  5. Providing reliable access to finance and technology transfer to enable the energy transition. This would require not only fiscal and monetary agreements among the Group of 20, but also agreements within the World Trade Organization (WTO) to implement technology transfer, and within the International Monetary Fund (IMF) and World Bank to ensure dependable financing. Without eliminating the incentives and regulatory conduits that make cross-border speculative investment so profitable, private capital is unlikely to be channeled to measures to help adapt to climate change.
UNCTAD's report also presents the following specific policy recommendations for a development-centered global debt architecture:
  • Increase concessional finance through capitalization of multilateral and regional banks, and issuance of special drawing rights.
  • Enhance transparency in financing terms and conditions, using the digitalization of loan contracts to improve accuracy.
  • Revise the UNCTAD Principles for Responsible Sovereign Lending and Borrowing to motivate and underpin the importance of guiding principles throughout the stages of sovereign debt acquisition.
  • Improve debt sustainability analysis and tracking to reflect the achievement of the Sustainable Development Goals and empower country negotiators with improved data on their potential for growth and fiscal consolidation.
  • Enable countries to utilize innovative financial instruments such as sustainable development bonds and resilience bonds. Develop rules for automatic restructurings and guarantees.
  • Enhance resilience during external crises, for example by implementing standstill rules on debtors' obligations in crises, and create a space to enable the avoidance of debt distress.
  • Encourage borrowers to share information and experiences, drawing inspiration from private creditor coordination.
  • Initiate work on a more robust debt workout mechanism and a global debt authority.

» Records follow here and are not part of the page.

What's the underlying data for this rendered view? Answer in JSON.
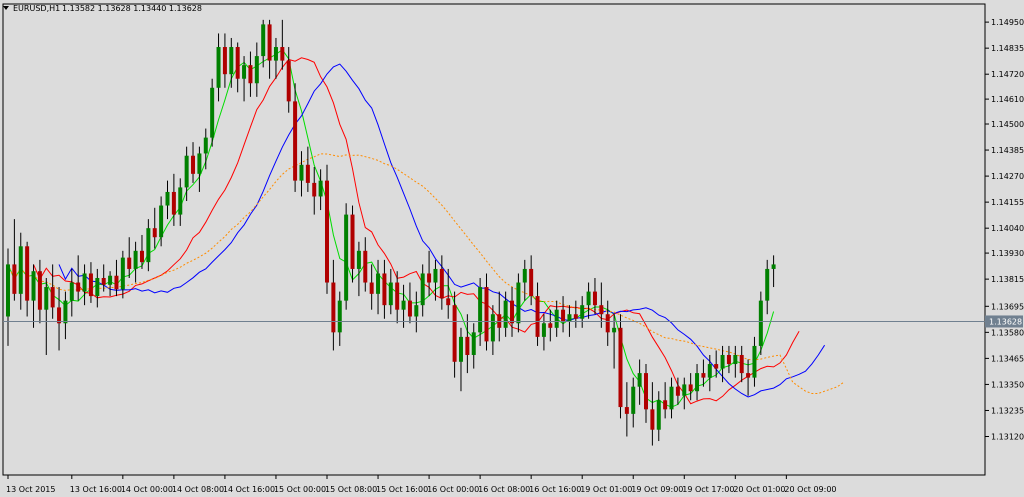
{
  "header": {
    "symbol": "EURUSD,H1",
    "ohlc": "1.13582 1.13628 1.13440 1.13628",
    "menu_icon": "triangle-down-icon"
  },
  "chart_data": {
    "type": "candlestick",
    "symbol": "EURUSD",
    "timeframe": "H1",
    "last_price": 1.13628,
    "price_label": "1.13628",
    "ylim": [
      1.1295,
      1.1503
    ],
    "ytick_values": [
      1.1495,
      1.14835,
      1.1472,
      1.1461,
      1.145,
      1.14385,
      1.1427,
      1.14155,
      1.1404,
      1.1393,
      1.13815,
      1.13695,
      1.1358,
      1.13465,
      1.1335,
      1.13235,
      1.1312
    ],
    "yticks": [
      "1.14950",
      "1.14835",
      "1.14720",
      "1.14610",
      "1.14500",
      "1.14385",
      "1.14270",
      "1.14155",
      "1.14040",
      "1.13930",
      "1.13815",
      "1.13695",
      "1.13580",
      "1.13465",
      "1.13350",
      "1.13235",
      "1.13120"
    ],
    "xticks": [
      {
        "label": "13 Oct 2015",
        "bar": 0
      },
      {
        "label": "13 Oct 16:00",
        "bar": 10
      },
      {
        "label": "14 Oct 00:00",
        "bar": 18
      },
      {
        "label": "14 Oct 08:00",
        "bar": 26
      },
      {
        "label": "14 Oct 16:00",
        "bar": 34
      },
      {
        "label": "15 Oct 00:00",
        "bar": 42
      },
      {
        "label": "15 Oct 08:00",
        "bar": 50
      },
      {
        "label": "15 Oct 16:00",
        "bar": 58
      },
      {
        "label": "16 Oct 00:00",
        "bar": 66
      },
      {
        "label": "16 Oct 08:00",
        "bar": 74
      },
      {
        "label": "16 Oct 16:00",
        "bar": 82
      },
      {
        "label": "19 Oct 01:00",
        "bar": 90
      },
      {
        "label": "19 Oct 09:00",
        "bar": 98
      },
      {
        "label": "19 Oct 17:00",
        "bar": 106
      },
      {
        "label": "20 Oct 01:00",
        "bar": 114
      },
      {
        "label": "20 Oct 09:00",
        "bar": 122
      }
    ],
    "colors": {
      "background": "#dcdcdc",
      "bull": "#008000",
      "bear": "#b00000",
      "wick": "#000000",
      "price_line": "#708090",
      "ma_fast": "#00dd00",
      "ma_mid": "#ff0000",
      "ma_slow": "#0000ff",
      "ma_long": "#ff8c00"
    },
    "candles": [
      [
        1.1365,
        1.1395,
        1.1352,
        1.1388
      ],
      [
        1.1388,
        1.1408,
        1.1372,
        1.1375
      ],
      [
        1.1375,
        1.1402,
        1.1368,
        1.1396
      ],
      [
        1.1396,
        1.1398,
        1.1365,
        1.1372
      ],
      [
        1.1372,
        1.1388,
        1.136,
        1.1385
      ],
      [
        1.1385,
        1.139,
        1.1362,
        1.1368
      ],
      [
        1.1368,
        1.1382,
        1.1348,
        1.1378
      ],
      [
        1.1378,
        1.1388,
        1.1364,
        1.1369
      ],
      [
        1.1369,
        1.1378,
        1.135,
        1.1362
      ],
      [
        1.1362,
        1.1376,
        1.1355,
        1.1372
      ],
      [
        1.1372,
        1.1386,
        1.1365,
        1.138
      ],
      [
        1.138,
        1.1392,
        1.1372,
        1.1376
      ],
      [
        1.1376,
        1.1388,
        1.137,
        1.1384
      ],
      [
        1.1384,
        1.1389,
        1.1371,
        1.1374
      ],
      [
        1.1374,
        1.1386,
        1.1369,
        1.1382
      ],
      [
        1.1382,
        1.1388,
        1.1376,
        1.1379
      ],
      [
        1.1379,
        1.1385,
        1.1374,
        1.1383
      ],
      [
        1.1383,
        1.139,
        1.1374,
        1.1377
      ],
      [
        1.1377,
        1.1394,
        1.1373,
        1.1391
      ],
      [
        1.1391,
        1.14,
        1.1382,
        1.1386
      ],
      [
        1.1386,
        1.1398,
        1.138,
        1.1394
      ],
      [
        1.1394,
        1.1401,
        1.1386,
        1.1389
      ],
      [
        1.1389,
        1.1408,
        1.1385,
        1.1404
      ],
      [
        1.1404,
        1.1413,
        1.1395,
        1.14
      ],
      [
        1.14,
        1.1418,
        1.1396,
        1.1414
      ],
      [
        1.1414,
        1.1425,
        1.1408,
        1.142
      ],
      [
        1.142,
        1.1428,
        1.1405,
        1.141
      ],
      [
        1.141,
        1.1426,
        1.1405,
        1.1422
      ],
      [
        1.1422,
        1.144,
        1.1416,
        1.1436
      ],
      [
        1.1436,
        1.1442,
        1.1424,
        1.1428
      ],
      [
        1.1428,
        1.144,
        1.142,
        1.1437
      ],
      [
        1.1437,
        1.1448,
        1.143,
        1.1444
      ],
      [
        1.1444,
        1.147,
        1.144,
        1.1466
      ],
      [
        1.1466,
        1.149,
        1.146,
        1.1484
      ],
      [
        1.1484,
        1.149,
        1.1466,
        1.1472
      ],
      [
        1.1472,
        1.1488,
        1.1466,
        1.1484
      ],
      [
        1.1484,
        1.1486,
        1.1464,
        1.147
      ],
      [
        1.147,
        1.148,
        1.146,
        1.1476
      ],
      [
        1.1476,
        1.1482,
        1.1462,
        1.1468
      ],
      [
        1.1468,
        1.1486,
        1.1462,
        1.148
      ],
      [
        1.148,
        1.1496,
        1.1475,
        1.1494
      ],
      [
        1.1494,
        1.1496,
        1.147,
        1.1478
      ],
      [
        1.1478,
        1.1488,
        1.147,
        1.1484
      ],
      [
        1.1484,
        1.1496,
        1.1474,
        1.1478
      ],
      [
        1.1478,
        1.1484,
        1.1455,
        1.146
      ],
      [
        1.146,
        1.1468,
        1.142,
        1.1425
      ],
      [
        1.1425,
        1.1438,
        1.1418,
        1.1432
      ],
      [
        1.1432,
        1.144,
        1.142,
        1.1424
      ],
      [
        1.1424,
        1.1431,
        1.141,
        1.1418
      ],
      [
        1.1418,
        1.143,
        1.1412,
        1.1425
      ],
      [
        1.1425,
        1.1432,
        1.1375,
        1.138
      ],
      [
        1.138,
        1.139,
        1.135,
        1.1358
      ],
      [
        1.1358,
        1.1376,
        1.1352,
        1.1372
      ],
      [
        1.1372,
        1.1415,
        1.1368,
        1.141
      ],
      [
        1.141,
        1.1414,
        1.138,
        1.1386
      ],
      [
        1.1386,
        1.1398,
        1.1374,
        1.1394
      ],
      [
        1.1394,
        1.14,
        1.1376,
        1.138
      ],
      [
        1.138,
        1.1388,
        1.1368,
        1.1375
      ],
      [
        1.1375,
        1.139,
        1.1366,
        1.1384
      ],
      [
        1.1384,
        1.139,
        1.1364,
        1.137
      ],
      [
        1.137,
        1.1386,
        1.1366,
        1.138
      ],
      [
        1.138,
        1.1385,
        1.1362,
        1.1368
      ],
      [
        1.1368,
        1.1379,
        1.136,
        1.1372
      ],
      [
        1.1372,
        1.138,
        1.1362,
        1.1365
      ],
      [
        1.1365,
        1.1376,
        1.1358,
        1.137
      ],
      [
        1.137,
        1.1388,
        1.1365,
        1.1384
      ],
      [
        1.1384,
        1.1394,
        1.1374,
        1.138
      ],
      [
        1.138,
        1.139,
        1.1372,
        1.1386
      ],
      [
        1.1386,
        1.1392,
        1.1368,
        1.1373
      ],
      [
        1.1373,
        1.1386,
        1.1364,
        1.137
      ],
      [
        1.137,
        1.1376,
        1.1338,
        1.1345
      ],
      [
        1.1345,
        1.136,
        1.1332,
        1.1356
      ],
      [
        1.1356,
        1.1366,
        1.134,
        1.1348
      ],
      [
        1.1348,
        1.1362,
        1.1342,
        1.1358
      ],
      [
        1.1358,
        1.1382,
        1.1352,
        1.1378
      ],
      [
        1.1378,
        1.1384,
        1.135,
        1.1354
      ],
      [
        1.1354,
        1.137,
        1.1348,
        1.1366
      ],
      [
        1.1366,
        1.1376,
        1.1354,
        1.136
      ],
      [
        1.136,
        1.1376,
        1.1356,
        1.1372
      ],
      [
        1.1372,
        1.1378,
        1.1356,
        1.1362
      ],
      [
        1.1362,
        1.1384,
        1.1358,
        1.138
      ],
      [
        1.138,
        1.139,
        1.1372,
        1.1386
      ],
      [
        1.1386,
        1.1392,
        1.137,
        1.1374
      ],
      [
        1.1374,
        1.138,
        1.1352,
        1.1356
      ],
      [
        1.1356,
        1.1366,
        1.135,
        1.1362
      ],
      [
        1.1362,
        1.1368,
        1.1354,
        1.136
      ],
      [
        1.136,
        1.1372,
        1.1356,
        1.1368
      ],
      [
        1.1368,
        1.1374,
        1.1358,
        1.1363
      ],
      [
        1.1363,
        1.137,
        1.1356,
        1.1366
      ],
      [
        1.1366,
        1.1372,
        1.136,
        1.1364
      ],
      [
        1.1364,
        1.1374,
        1.136,
        1.137
      ],
      [
        1.137,
        1.138,
        1.1364,
        1.1376
      ],
      [
        1.1376,
        1.1382,
        1.1366,
        1.137
      ],
      [
        1.137,
        1.138,
        1.136,
        1.1366
      ],
      [
        1.1366,
        1.1372,
        1.1352,
        1.1358
      ],
      [
        1.1358,
        1.1366,
        1.1342,
        1.136
      ],
      [
        1.136,
        1.1366,
        1.132,
        1.1325
      ],
      [
        1.1325,
        1.1336,
        1.1312,
        1.1322
      ],
      [
        1.1322,
        1.1338,
        1.1316,
        1.1334
      ],
      [
        1.1334,
        1.1346,
        1.1326,
        1.134
      ],
      [
        1.134,
        1.1344,
        1.1318,
        1.1324
      ],
      [
        1.1324,
        1.1336,
        1.1308,
        1.1315
      ],
      [
        1.1315,
        1.1332,
        1.131,
        1.1328
      ],
      [
        1.1328,
        1.1336,
        1.132,
        1.1324
      ],
      [
        1.1324,
        1.1338,
        1.132,
        1.1334
      ],
      [
        1.1334,
        1.1338,
        1.1326,
        1.133
      ],
      [
        1.133,
        1.1338,
        1.1324,
        1.1335
      ],
      [
        1.1335,
        1.134,
        1.1328,
        1.1332
      ],
      [
        1.1332,
        1.1344,
        1.1328,
        1.134
      ],
      [
        1.134,
        1.1346,
        1.1334,
        1.1338
      ],
      [
        1.1338,
        1.1348,
        1.1332,
        1.1344
      ],
      [
        1.1344,
        1.135,
        1.1338,
        1.1342
      ],
      [
        1.1342,
        1.1352,
        1.1336,
        1.1348
      ],
      [
        1.1348,
        1.1352,
        1.134,
        1.1344
      ],
      [
        1.1344,
        1.1352,
        1.1338,
        1.1348
      ],
      [
        1.1348,
        1.1352,
        1.1336,
        1.134
      ],
      [
        1.134,
        1.1346,
        1.133,
        1.1338
      ],
      [
        1.1338,
        1.1356,
        1.1334,
        1.1352
      ],
      [
        1.1352,
        1.1376,
        1.1348,
        1.1372
      ],
      [
        1.1372,
        1.139,
        1.1366,
        1.1386
      ],
      [
        1.1386,
        1.1392,
        1.1378,
        1.1388
      ]
    ],
    "ma_long_extension": [
      1.1348,
      1.1342,
      1.1336,
      1.1334,
      1.1332,
      1.1331,
      1.1331,
      1.1332,
      1.1333,
      1.1334,
      1.1336
    ],
    "indicators": [
      {
        "key": "ma_fast",
        "period": 5,
        "shift": 0,
        "dash": false
      },
      {
        "key": "ma_mid",
        "period": 8,
        "shift": 4,
        "dash": false
      },
      {
        "key": "ma_slow",
        "period": 13,
        "shift": 8,
        "dash": false
      },
      {
        "key": "ma_long",
        "period": 34,
        "shift": 0,
        "dash": true
      }
    ]
  }
}
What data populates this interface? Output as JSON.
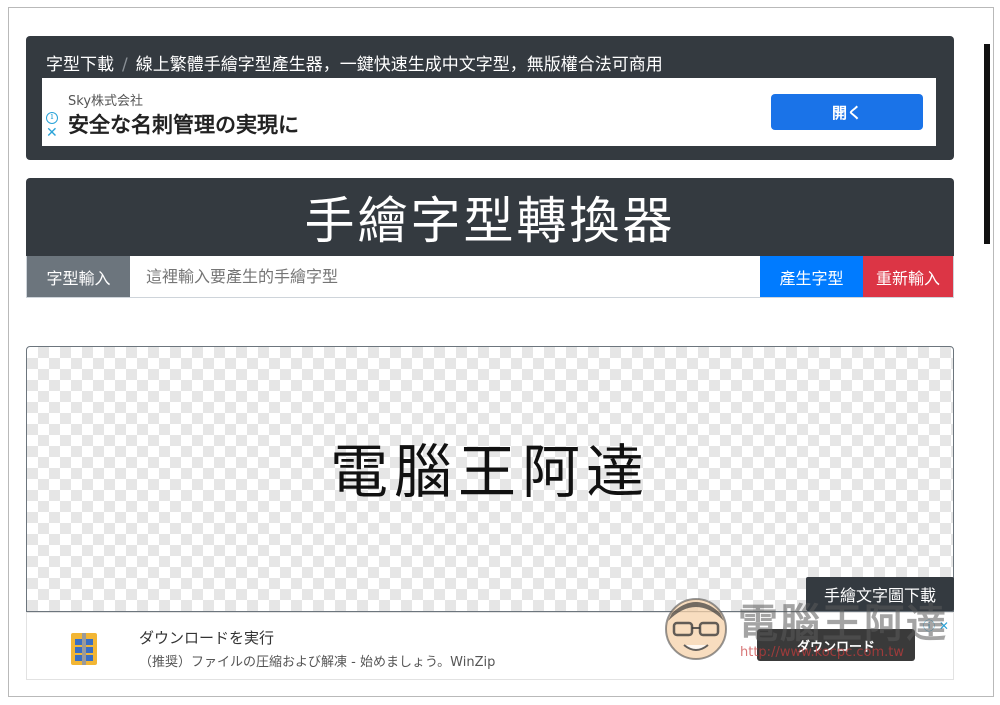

With the global economy at a crossroads where divergent growth paths, widening inequalities, growing market concentration and mounting debt burdens cast shadows on the future, I appreciate how the report "outlines an approach based on balancing the pace of disinflation and the impact of high real interest rates not only against inflation indicators, but also in relation to economic activity, employment, income inequality and fiscal stability."

What are your recommendations for how to get the global economy moving in the right direction by using a balanced policy mix of fiscal, monetary and supply-side measures to achieve financial stability, boost productive investment and create better jobs?

Aaron Rose is a board member, corporate advisor, and co-founder of great companies. He also serves as the editor of GT Perspectives, an online forum focused on turning perspective into opportunity.